Obamarama: The celebrations around the Jan. 20 inauguration.

Obamanos: A play on “Vámonos,” or “Let’s go,” among Obama fans in Mexico.

Obamatopia: The political paradise that Obama’s staunchest supporters hope he’ll usher in.

Obamalujah: Exultation shouted by his fans.

Obamatrons: The policy wonks who will occupy the West Wing of his White House.

Obamascope: Media scrutiny of the new leader.

Obamanator: Hollywood-inspired nickname for the new president, even if he’s got what California Gov. Arnold Schwarzenegger contends are “skinny legs” and “scrawny little arms.”

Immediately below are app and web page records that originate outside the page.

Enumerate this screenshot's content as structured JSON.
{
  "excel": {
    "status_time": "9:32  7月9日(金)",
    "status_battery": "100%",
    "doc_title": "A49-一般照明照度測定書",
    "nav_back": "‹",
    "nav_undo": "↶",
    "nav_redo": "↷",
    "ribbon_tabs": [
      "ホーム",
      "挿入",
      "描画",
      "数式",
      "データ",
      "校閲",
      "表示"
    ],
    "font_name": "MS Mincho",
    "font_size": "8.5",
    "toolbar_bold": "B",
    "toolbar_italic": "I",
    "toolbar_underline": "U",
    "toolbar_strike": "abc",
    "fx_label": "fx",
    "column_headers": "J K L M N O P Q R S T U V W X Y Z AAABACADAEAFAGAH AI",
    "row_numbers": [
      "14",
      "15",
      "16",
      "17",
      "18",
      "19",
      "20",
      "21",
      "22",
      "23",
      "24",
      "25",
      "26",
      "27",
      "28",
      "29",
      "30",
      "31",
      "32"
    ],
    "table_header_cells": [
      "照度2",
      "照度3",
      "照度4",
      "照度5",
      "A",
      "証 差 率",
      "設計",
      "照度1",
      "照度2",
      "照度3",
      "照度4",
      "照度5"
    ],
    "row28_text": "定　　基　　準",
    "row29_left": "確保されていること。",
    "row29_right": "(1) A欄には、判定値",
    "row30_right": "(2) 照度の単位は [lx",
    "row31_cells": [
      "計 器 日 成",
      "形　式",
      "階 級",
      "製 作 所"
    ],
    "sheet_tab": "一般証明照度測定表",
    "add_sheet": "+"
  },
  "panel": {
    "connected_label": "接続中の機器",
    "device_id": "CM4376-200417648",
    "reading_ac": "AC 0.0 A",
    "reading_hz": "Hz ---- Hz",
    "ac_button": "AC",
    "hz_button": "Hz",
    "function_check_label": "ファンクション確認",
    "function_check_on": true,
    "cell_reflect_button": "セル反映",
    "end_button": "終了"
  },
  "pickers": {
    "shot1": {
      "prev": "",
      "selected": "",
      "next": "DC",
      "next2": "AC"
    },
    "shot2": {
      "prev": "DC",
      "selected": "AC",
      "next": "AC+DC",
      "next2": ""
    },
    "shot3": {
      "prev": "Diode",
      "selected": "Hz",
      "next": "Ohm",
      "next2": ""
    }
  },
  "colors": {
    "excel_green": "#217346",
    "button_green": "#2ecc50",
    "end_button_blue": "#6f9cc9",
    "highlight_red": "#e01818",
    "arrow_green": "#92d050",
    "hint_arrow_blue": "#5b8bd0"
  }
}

Obamalicious: Complimentary term used by those who like Obama’s looks.

Obamaloha: Goodbye, Obama-style, with a nod to Hawaii, his birthplace.

Oh-bama: Joyful exclamation, via headlines in the Kennebec, Maine, Journal, The Register Guard in Eugene, Ore., and The Namibian, from the southern African country of Namibia.

Bamelot: Description of his presidency, from a New York Post headline that played on the youth and freshness of John Kennedy’s administration, which came to be known as “Camelot.”

Obamerika: Headline from the Croatian newspaper Slobodna Dalmacija.

Barackstar: Description from those who believe Obama is “the Mick Jagger of politics” (from Slate.com).